Yes. Without the antenna, there is no signal, no service. There is no internet, no phone, no digital economy. Antennas bring connectivity and development to our daily lives.
We use technical criteria like signal strength and interference to obtain the best coverage. The more people using wireless services, the more demand there will be for antennas.
Two authorizations are required. The first is by the Federal Communications Commission (FCC), the body that oversees all activities in the telecommunications sector, including antennas. And the second authorization is up to local municipalities, who are responsible for ground regulations over the site where the antenna will be installed.
Yes! Every installation, whether in buildings or anywhere else, follows strict limits on signal strength in order to be authorized. Otherwise, the installation is not authorized by the FCC.
Yes. Antennas are installed so that there is a good service offering for the wireless consumer. If there’s an antenna near your home, it is because you need it to guarantee quality of service in that area.
Yes. Everyone today wants to access the internet and use their cell phone. So having mobile service at work or close to home is increases a property’s value.
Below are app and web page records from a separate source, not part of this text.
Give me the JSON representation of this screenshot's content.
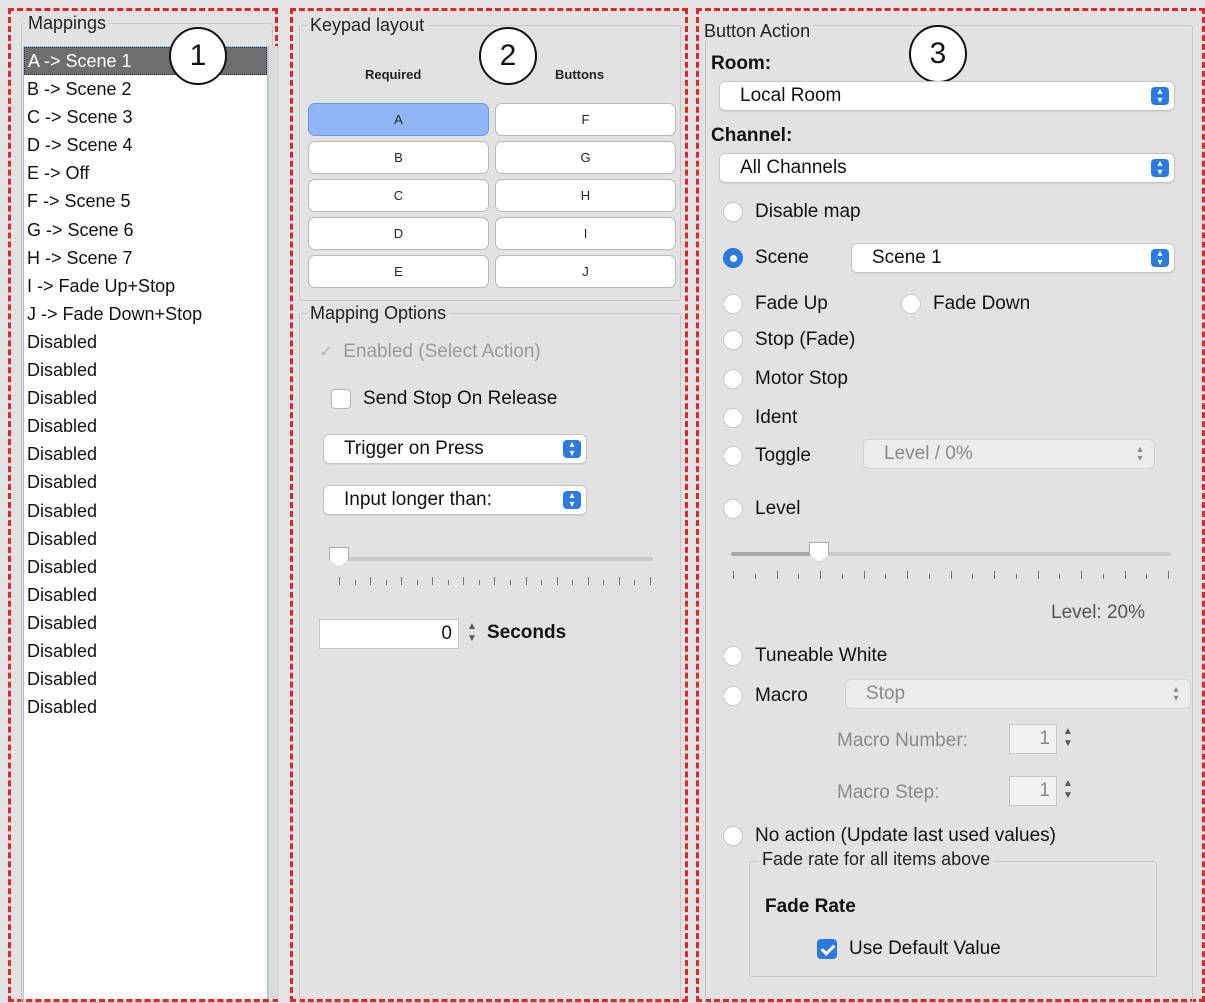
{
  "callouts": [
    "1",
    "2",
    "3"
  ],
  "mappings": {
    "title": "Mappings",
    "items": [
      "A -> Scene 1",
      "B -> Scene 2",
      "C -> Scene 3",
      "D -> Scene 4",
      "E -> Off",
      "F -> Scene 5",
      "G -> Scene 6",
      "H -> Scene 7",
      "I -> Fade Up+Stop",
      "J -> Fade Down+Stop",
      "Disabled",
      "Disabled",
      "Disabled",
      "Disabled",
      "Disabled",
      "Disabled",
      "Disabled",
      "Disabled",
      "Disabled",
      "Disabled",
      "Disabled",
      "Disabled",
      "Disabled",
      "Disabled"
    ],
    "selected_index": 0
  },
  "keypad": {
    "title": "Keypad layout",
    "header_required": "Required",
    "header_buttons": "Buttons",
    "left": [
      "A",
      "B",
      "C",
      "D",
      "E"
    ],
    "right": [
      "F",
      "G",
      "H",
      "I",
      "J"
    ],
    "active": "A"
  },
  "mapping_options": {
    "title": "Mapping Options",
    "enabled_label": "Enabled (Select Action)",
    "enabled_checked": true,
    "send_stop_label": "Send Stop On Release",
    "send_stop_checked": false,
    "trigger_select": "Trigger on Press",
    "input_select": "Input longer than:",
    "seconds_value": "0",
    "seconds_label": "Seconds"
  },
  "button_action": {
    "title": "Button Action",
    "room_label": "Room:",
    "room_value": "Local Room",
    "channel_label": "Channel:",
    "channel_value": "All Channels",
    "disable_map": "Disable map",
    "scene": "Scene",
    "scene_value": "Scene 1",
    "fade_up": "Fade Up",
    "fade_down": "Fade Down",
    "stop_fade": "Stop (Fade)",
    "motor_stop": "Motor Stop",
    "ident": "Ident",
    "toggle": "Toggle",
    "toggle_value": "Level / 0%",
    "level": "Level",
    "level_readout": "Level: 20%",
    "level_fraction": 0.2,
    "tuneable_white": "Tuneable White",
    "macro": "Macro",
    "macro_value": "Stop",
    "macro_number_label": "Macro Number:",
    "macro_number": "1",
    "macro_step_label": "Macro Step:",
    "macro_step": "1",
    "no_action": "No action (Update last used values)",
    "fade_group_title": "Fade rate for all items above",
    "fade_rate_label": "Fade Rate",
    "use_default_label": "Use Default Value",
    "use_default_checked": true
  },
  "colors": {
    "accent": "#2a7ae2",
    "dashed_border": "#e0262a",
    "keypad_active": "#8fb5f5"
  }
}
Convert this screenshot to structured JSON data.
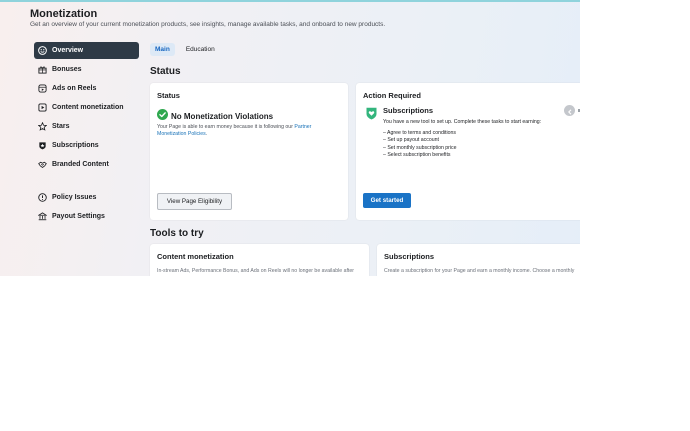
{
  "header": {
    "title": "Monetization",
    "subtitle": "Get an overview of your current monetization products, see insights, manage available tasks, and onboard to new products."
  },
  "sidebar": {
    "items": [
      {
        "label": "Overview",
        "icon": "overview-icon"
      },
      {
        "label": "Bonuses",
        "icon": "gift-icon"
      },
      {
        "label": "Ads on Reels",
        "icon": "reels-icon"
      },
      {
        "label": "Content monetization",
        "icon": "play-icon"
      },
      {
        "label": "Stars",
        "icon": "stars-icon"
      },
      {
        "label": "Subscriptions",
        "icon": "subscription-icon"
      },
      {
        "label": "Branded Content",
        "icon": "handshake-icon"
      }
    ],
    "secondary": [
      {
        "label": "Policy Issues",
        "icon": "alert-icon"
      },
      {
        "label": "Payout Settings",
        "icon": "bank-icon"
      }
    ]
  },
  "tabs": [
    {
      "label": "Main",
      "active": true
    },
    {
      "label": "Education",
      "active": false
    }
  ],
  "status_section": {
    "title": "Status",
    "card": {
      "title": "Status",
      "status_text": "No Monetization Violations",
      "description_before": "Your Page is able to earn money because it is following our",
      "description_link": "Partner Monetization Policies",
      "description_after": ".",
      "button_label": "View Page Eligibility"
    }
  },
  "action_required": {
    "title": "Action Required",
    "task_title": "Subscriptions",
    "task_description": "You have a new tool to set up. Complete these tasks to start earning:",
    "tasks": [
      "– Agree to terms and conditions",
      "– Set up payout account",
      "– Set monthly subscription price",
      "– Select subscription benefits"
    ],
    "button_label": "Get started"
  },
  "tools_section": {
    "title": "Tools to try",
    "cards": [
      {
        "title": "Content monetization",
        "description": "In-stream Ads, Performance Bonus, and Ads on Reels will no longer be available after"
      },
      {
        "title": "Subscriptions",
        "description": "Create a subscription for your Page and earn a monthly income. Choose a monthly"
      }
    ]
  },
  "colors": {
    "accent": "#1a73c6",
    "active_nav": "#2e3a46",
    "success": "#2fa84f",
    "task_icon": "#33b57d"
  }
}
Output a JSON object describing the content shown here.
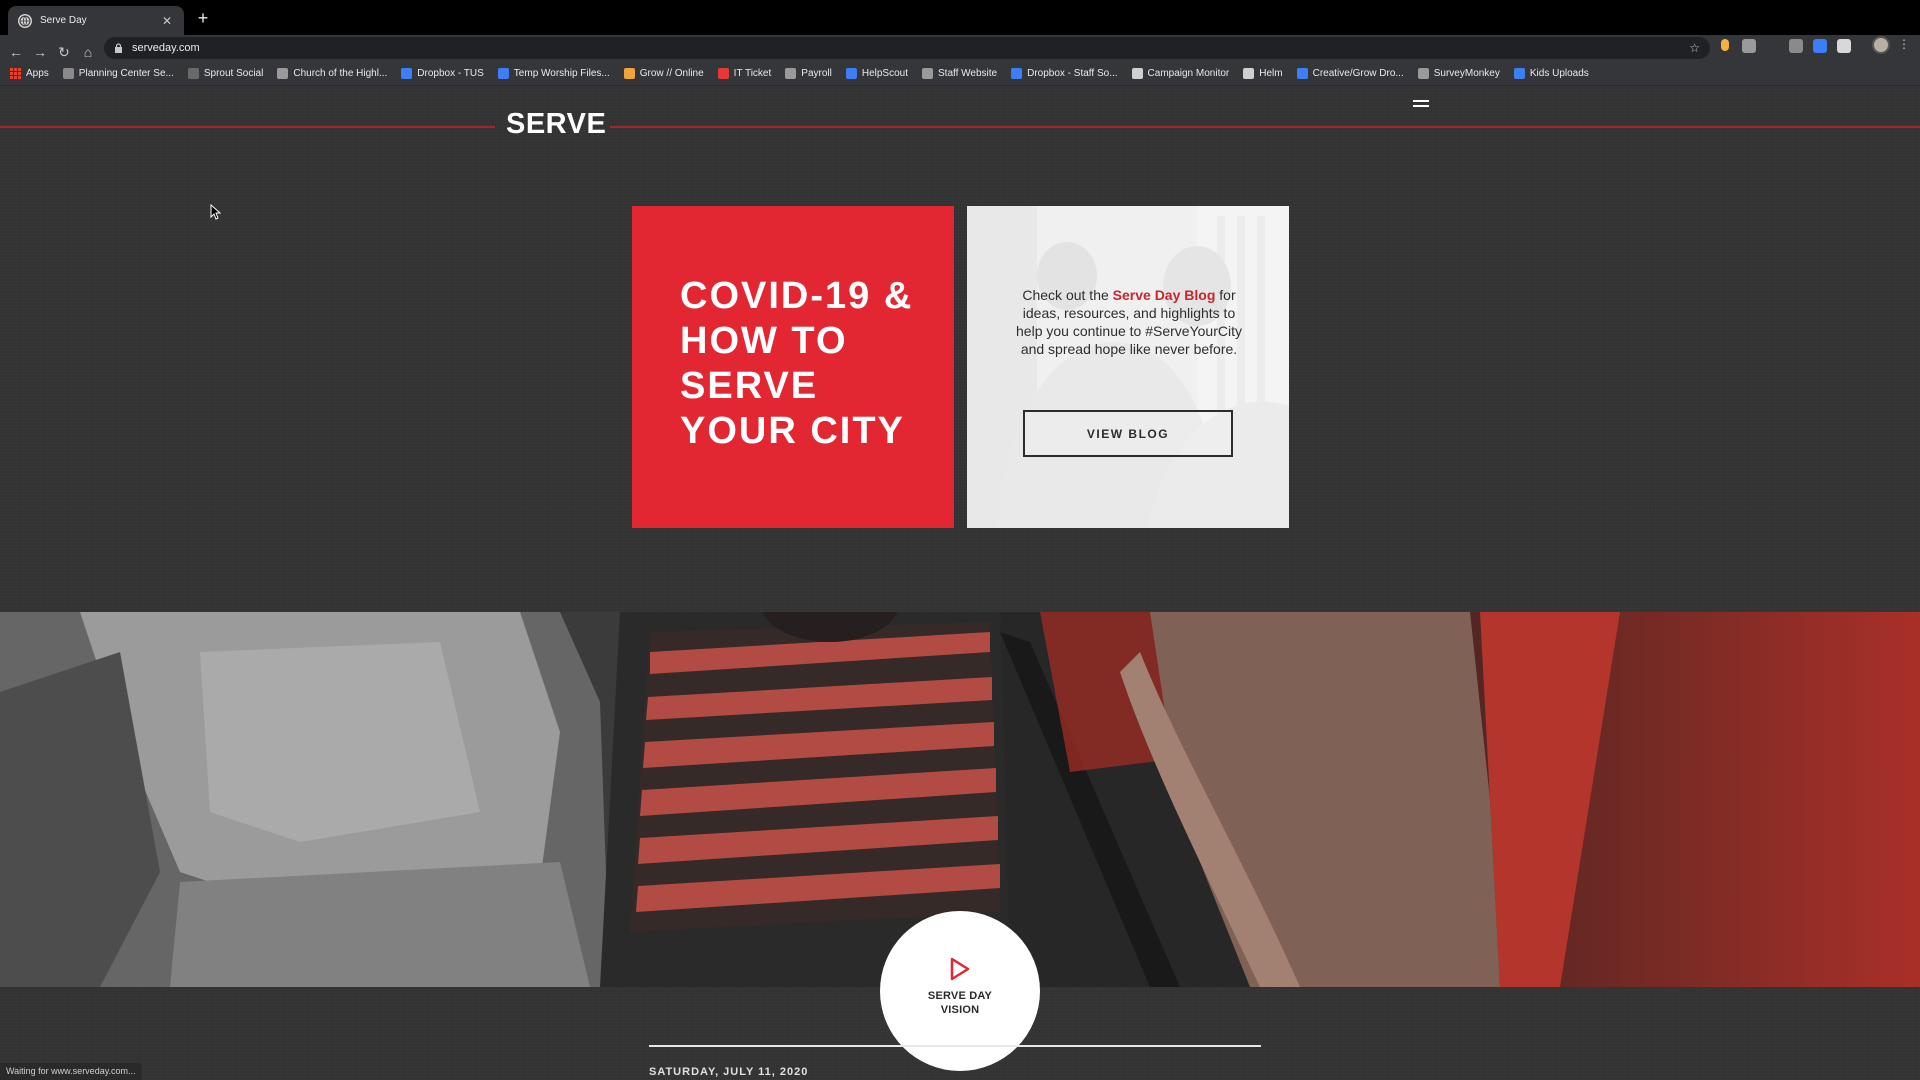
{
  "browser": {
    "tab_title": "Serve Day",
    "tab_close": "✕",
    "new_tab": "+",
    "url": "serveday.com",
    "back": "←",
    "forward": "→",
    "reload": "↻",
    "home": "⌂",
    "star": "☆",
    "menu": "⋮",
    "bookmarks": [
      {
        "label": "Apps",
        "icon": "apps-grid-icon",
        "color": "#e0442c"
      },
      {
        "label": "Planning Center Se...",
        "icon": "planning-center-icon",
        "color": "#8a8a8a"
      },
      {
        "label": "Sprout Social",
        "icon": "sprout-social-icon",
        "color": "#6a6a6a"
      },
      {
        "label": "Church of the Highl...",
        "icon": "church-icon",
        "color": "#9a9a9a"
      },
      {
        "label": "Dropbox - TUS",
        "icon": "dropbox-icon",
        "color": "#3d7ef6"
      },
      {
        "label": "Temp Worship Files...",
        "icon": "dropbox-icon",
        "color": "#3d7ef6"
      },
      {
        "label": "Grow // Online",
        "icon": "grow-icon",
        "color": "#f0a53a"
      },
      {
        "label": "IT Ticket",
        "icon": "it-ticket-icon",
        "color": "#e53935"
      },
      {
        "label": "Payroll",
        "icon": "payroll-icon",
        "color": "#9a9a9a"
      },
      {
        "label": "HelpScout",
        "icon": "helpscout-icon",
        "color": "#3d7ef6"
      },
      {
        "label": "Staff Website",
        "icon": "staff-website-icon",
        "color": "#9a9a9a"
      },
      {
        "label": "Dropbox - Staff So...",
        "icon": "dropbox-icon",
        "color": "#3d7ef6"
      },
      {
        "label": "Campaign Monitor",
        "icon": "campaign-monitor-icon",
        "color": "#d0d0d0"
      },
      {
        "label": "Helm",
        "icon": "helm-icon",
        "color": "#d0d0d0"
      },
      {
        "label": "Creative/Grow Dro...",
        "icon": "dropbox-icon",
        "color": "#3d7ef6"
      },
      {
        "label": "SurveyMonkey",
        "icon": "surveymonkey-icon",
        "color": "#9a9a9a"
      },
      {
        "label": "Kids Uploads",
        "icon": "dropbox-icon",
        "color": "#3d7ef6"
      }
    ],
    "status_text": "Waiting for www.serveday.com..."
  },
  "site": {
    "logo": "SERVE",
    "menu_icon": "hamburger-menu-icon",
    "accent_color": "#e22733",
    "feature_heading": "COVID-19 & HOW TO SERVE YOUR CITY",
    "blog_text_before": "Check out the ",
    "blog_link": "Serve Day Blog",
    "blog_text_after": " for ideas, resources, and highlights to help you continue to #ServeYourCity and spread hope like never before.",
    "blog_button": "VIEW BLOG",
    "vision_label": "SERVE DAY VISION",
    "event_date": "SATURDAY, JULY 11, 2020"
  }
}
Yes. Antennas emit non-ionizing electromagnetic waves. The intensity of these waves is much less than that of radio and TV antennas. This means that the antenna signal does not have the power to alter the molecular structure of humans or animals, and therefore, it does not interfere with people’s health.
Yes, antennas are safe to human health. Several studies have been carried out in recent decades, including by the World Health Organization, and none of them has proven that cell phones or their antennas are harmful to health.
Any and all wireless communication, whether Wi-Fi, radio, TV or cell phone, uses non-ionizing electromagnetic waves. There are WHO recommendations for wave emission limits that are followed by manufacturers. Like antennas, cell phones do no harm.
Some cities have a lot of bureaucracy and outdated laws for installing antennas, which have not kept pace with the development of new technologies or the growing demand for new services (photos and videos). In cities with these laws, the quality of telephone and internet services is compromised, harming the community.
The work lasts according to the type of infrastructure. For a camouflaged pole, the work lasts 30 to 60 days depending on the height and conditions of the ground. For façade work, the time required is typically shorter, depending on the adjustments that will be necessary and the type of camouflage. Anyway, when necessary, we present a project together with a schedule of works for approval.
In addition to the construction period, there are approximately 30 days to activate the equipment. During this period (work + activation), the movement of people may be significant; however, if necessary, all professionals who will have access to the work will be listed in an access list. After the construction phase, the flow of personnel to the establishment is lower and less frequent.
As a prerequisite, we emphasize leaving no negative visual impact on a site’s existing architecture.